The person familiar with the committee’s plans to call Hutchinson could not discuss the matter publicly and spoke to the AP on condition of anonymity.

The committee’s investigation has been ongoing during the hearings, which started three weeks ago, and the nine-member panel has continued to probe the attack on the Capitol by Trump supporters. Among other investigative evidence, the committee recently obtained new footage of Trump and his inner circle taken both before and after Jan. 6 from British filmmaker Alex Holder.

Holder said last week that he had complied with a congressional subpoena to turn over all the footage he shot in the final weeks of Trump’s 2020 reelection campaign, including exclusive interviews with Trump, his children and then-Vice President Mike Pence.

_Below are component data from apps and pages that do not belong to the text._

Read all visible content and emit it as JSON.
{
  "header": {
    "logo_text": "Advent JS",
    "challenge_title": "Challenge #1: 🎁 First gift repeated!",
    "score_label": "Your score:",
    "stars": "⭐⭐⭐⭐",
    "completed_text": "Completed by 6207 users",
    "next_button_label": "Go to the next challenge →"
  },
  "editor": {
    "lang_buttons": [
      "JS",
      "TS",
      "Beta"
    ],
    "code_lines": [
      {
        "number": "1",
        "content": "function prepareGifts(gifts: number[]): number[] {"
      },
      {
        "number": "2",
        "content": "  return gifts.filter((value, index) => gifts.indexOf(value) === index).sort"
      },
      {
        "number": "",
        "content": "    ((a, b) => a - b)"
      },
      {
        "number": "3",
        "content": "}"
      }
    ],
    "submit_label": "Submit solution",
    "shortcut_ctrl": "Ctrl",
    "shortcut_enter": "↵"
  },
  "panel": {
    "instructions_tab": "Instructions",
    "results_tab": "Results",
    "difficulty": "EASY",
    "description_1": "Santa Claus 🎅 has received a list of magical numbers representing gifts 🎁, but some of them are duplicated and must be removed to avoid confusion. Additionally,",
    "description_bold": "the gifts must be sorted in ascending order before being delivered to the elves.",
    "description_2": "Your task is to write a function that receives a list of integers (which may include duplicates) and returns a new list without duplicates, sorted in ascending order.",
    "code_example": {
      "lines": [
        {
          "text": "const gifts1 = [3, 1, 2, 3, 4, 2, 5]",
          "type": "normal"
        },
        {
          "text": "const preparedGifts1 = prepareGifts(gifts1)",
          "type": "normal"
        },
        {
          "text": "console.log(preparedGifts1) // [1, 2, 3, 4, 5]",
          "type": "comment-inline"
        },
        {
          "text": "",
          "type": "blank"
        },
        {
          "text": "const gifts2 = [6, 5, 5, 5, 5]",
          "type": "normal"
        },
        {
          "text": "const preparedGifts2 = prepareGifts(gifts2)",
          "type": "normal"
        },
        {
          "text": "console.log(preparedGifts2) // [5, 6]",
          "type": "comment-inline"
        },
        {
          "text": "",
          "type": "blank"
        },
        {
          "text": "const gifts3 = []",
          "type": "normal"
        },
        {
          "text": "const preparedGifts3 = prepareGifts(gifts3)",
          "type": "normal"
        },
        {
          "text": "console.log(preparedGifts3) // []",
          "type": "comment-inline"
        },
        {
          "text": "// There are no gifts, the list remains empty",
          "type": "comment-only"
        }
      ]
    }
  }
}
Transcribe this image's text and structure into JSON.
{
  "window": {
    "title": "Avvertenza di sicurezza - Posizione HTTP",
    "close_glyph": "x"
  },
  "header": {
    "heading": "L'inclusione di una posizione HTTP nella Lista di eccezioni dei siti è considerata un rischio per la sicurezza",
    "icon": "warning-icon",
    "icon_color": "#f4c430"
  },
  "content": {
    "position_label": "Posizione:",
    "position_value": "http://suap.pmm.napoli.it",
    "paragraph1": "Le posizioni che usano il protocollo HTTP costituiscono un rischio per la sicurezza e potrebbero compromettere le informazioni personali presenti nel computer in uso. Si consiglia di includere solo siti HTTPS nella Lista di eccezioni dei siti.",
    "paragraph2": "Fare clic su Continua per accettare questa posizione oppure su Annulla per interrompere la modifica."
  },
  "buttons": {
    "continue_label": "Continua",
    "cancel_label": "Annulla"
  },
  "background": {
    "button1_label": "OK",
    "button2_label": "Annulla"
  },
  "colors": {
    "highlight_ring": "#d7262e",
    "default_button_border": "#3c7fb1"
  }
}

The footage includes material from before the insurrection and afterward.

The Jan. 6 hearings have already shown the public there are least three potential criminal charges Atty. Gen. Merrick Garland could prosecute Trump on.

June 26, 2022

Rep. Bennie Thompson of Mississippi, the panel’s Democratic chairman, told reporters last week that the committee was in possession of the footage and needed more time to go through the hours of video.


The panel has held five hearings so far, mostly laying out Trump’s pressure campaign on various institutions of power in the weeks leading up to the Jan. 6 joint session of Congress, when hundreds of Trump supporters violently pushed past police, broke into the building and interrupted the certification of Joe Biden’s presidential election victory.

The committee has used the hearings to detail the pressure from Trump and his allies on Pence, on the states that were certifying Biden’s win and on the Justice Department. The panel has used live interviews, video testimony from its private witness interviews and footage of the attack to detail what it has learned.

Lawmakers said last week that the two July hearings would focus on domestic extremists who breached the Capitol that day and on what Trump was doing as the violence unfolded.

Punchbowl News first reported that Hutchinson would be testifying.

John Dean, the former White House counsel to President Nixon, also set the expectations high for Tuesday’s hearing. He tweeted: “The January 6 Committee is dealing with a very high historical standard in springing a surprise hearing and witness tomorrow.”

Dean, who was the first Nixon administration official to testify that Nixon was directly involved in the Watergate coverup, pointed to the surprise testimony from Alex Butterfield, who testified to Nixon’s secret taping system, as “forever changing history.”

“If it is not really important information it’s going to hurt the credibility of this committee! Cancel now if you can’t match!” Dean wrote.